Levy could fund WA police redress scheme

A redress scheme for medically retired police officers in Western Australia could be paid for with a small, one-off emergency services levy increase, it has been suggested.

Medically Retired Western Australian Police Officers Association president Dave Bentley says officers who are not physically or psychologically fit to continue have so far been cast on the scrap heap.

The same section of the Police Act that is used to retire corrupt and criminal officers is also used for those deemed medically unfit, and both get one month's pay.

Police Minister Michelle Roberts has promised to end that indignity through a legislative amendment, which she plans to put before parliament early next year.

She has also pledged to make an announcement about a redress scheme before the end of this year.

Mr Bentley said successive governments had failed to fix the injustice but he believed Ms Roberts was "fully committed".

"I'm quietly confident they're going to deliver," he told AAP on Thursday.

Mr Bentley suggested the cash-strapped state government could pay for the redress scheme with a one-off hike to the emergency services levy.

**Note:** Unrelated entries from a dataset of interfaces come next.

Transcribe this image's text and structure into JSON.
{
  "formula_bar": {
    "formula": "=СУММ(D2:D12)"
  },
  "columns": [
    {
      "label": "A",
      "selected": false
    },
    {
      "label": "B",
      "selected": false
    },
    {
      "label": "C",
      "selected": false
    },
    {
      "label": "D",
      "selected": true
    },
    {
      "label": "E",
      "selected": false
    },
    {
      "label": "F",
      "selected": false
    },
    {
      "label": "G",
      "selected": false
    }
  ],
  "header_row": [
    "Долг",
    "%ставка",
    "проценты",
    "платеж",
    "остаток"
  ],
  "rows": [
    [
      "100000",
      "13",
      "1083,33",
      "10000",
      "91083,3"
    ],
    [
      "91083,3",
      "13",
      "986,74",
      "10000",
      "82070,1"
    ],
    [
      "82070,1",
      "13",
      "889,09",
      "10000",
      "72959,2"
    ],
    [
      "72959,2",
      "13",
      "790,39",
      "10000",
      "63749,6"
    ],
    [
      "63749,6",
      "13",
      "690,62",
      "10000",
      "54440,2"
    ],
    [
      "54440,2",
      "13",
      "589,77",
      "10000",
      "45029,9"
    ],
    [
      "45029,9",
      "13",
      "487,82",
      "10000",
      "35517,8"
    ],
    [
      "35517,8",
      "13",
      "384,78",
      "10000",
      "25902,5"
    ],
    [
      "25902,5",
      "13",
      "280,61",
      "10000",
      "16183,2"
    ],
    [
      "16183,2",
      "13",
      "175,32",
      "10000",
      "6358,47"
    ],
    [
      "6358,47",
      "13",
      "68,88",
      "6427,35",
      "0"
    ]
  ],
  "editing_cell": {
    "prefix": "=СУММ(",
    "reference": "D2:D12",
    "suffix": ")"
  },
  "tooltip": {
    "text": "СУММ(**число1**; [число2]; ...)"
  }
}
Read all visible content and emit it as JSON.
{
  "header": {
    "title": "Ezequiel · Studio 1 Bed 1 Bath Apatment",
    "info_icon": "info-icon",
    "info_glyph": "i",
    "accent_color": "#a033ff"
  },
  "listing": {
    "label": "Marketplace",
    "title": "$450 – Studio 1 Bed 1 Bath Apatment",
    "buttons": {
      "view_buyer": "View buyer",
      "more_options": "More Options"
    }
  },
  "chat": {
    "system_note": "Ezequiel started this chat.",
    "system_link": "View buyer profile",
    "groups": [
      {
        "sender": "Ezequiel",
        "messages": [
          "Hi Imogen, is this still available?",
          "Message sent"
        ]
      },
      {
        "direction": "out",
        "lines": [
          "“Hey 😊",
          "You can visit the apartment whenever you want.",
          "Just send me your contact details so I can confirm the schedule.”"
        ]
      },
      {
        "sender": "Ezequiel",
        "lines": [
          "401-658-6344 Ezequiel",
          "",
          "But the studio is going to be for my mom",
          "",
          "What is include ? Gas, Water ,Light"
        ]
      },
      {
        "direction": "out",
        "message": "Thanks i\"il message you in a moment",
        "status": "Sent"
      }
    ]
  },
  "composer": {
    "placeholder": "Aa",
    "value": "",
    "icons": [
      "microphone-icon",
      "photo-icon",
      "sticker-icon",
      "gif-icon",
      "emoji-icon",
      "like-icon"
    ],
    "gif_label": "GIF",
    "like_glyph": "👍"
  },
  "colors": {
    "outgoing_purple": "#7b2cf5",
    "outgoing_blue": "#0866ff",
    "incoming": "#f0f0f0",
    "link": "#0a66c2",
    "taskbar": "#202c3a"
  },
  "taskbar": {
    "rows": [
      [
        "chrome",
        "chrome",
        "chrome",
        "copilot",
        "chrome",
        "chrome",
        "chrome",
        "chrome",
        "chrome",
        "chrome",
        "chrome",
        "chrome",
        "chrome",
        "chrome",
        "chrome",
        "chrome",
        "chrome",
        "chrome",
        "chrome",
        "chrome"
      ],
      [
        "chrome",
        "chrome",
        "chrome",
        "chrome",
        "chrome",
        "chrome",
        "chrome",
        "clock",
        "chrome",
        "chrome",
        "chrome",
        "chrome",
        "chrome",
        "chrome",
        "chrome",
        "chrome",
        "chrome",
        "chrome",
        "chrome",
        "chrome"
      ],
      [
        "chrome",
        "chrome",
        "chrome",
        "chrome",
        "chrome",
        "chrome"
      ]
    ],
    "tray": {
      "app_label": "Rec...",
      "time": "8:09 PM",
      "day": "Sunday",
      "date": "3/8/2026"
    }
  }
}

The public were happy to pay higher compulsory third-party premiums in 2016-17 so those catastrophically injured in car crashes were compensated regardless of fault, and may feel the same way about helping police officers, he said.

"I will really be glad when this is resolved because we'll have our dignity and put the politicking behind us," Mr Bentley said.

"I don't want this to slip down the list. I know they want to deliver it."

He estimated about 420 officers had retired for medical reasons.

Ms Roberts also committed to bringing in a workers compensation scheme for police during the McGowan government's current term.

WA is the only state in Australia that does not have such a scheme.

Ms Roberts agreed a scheme should have been introduced years ago but said it was a complex matter.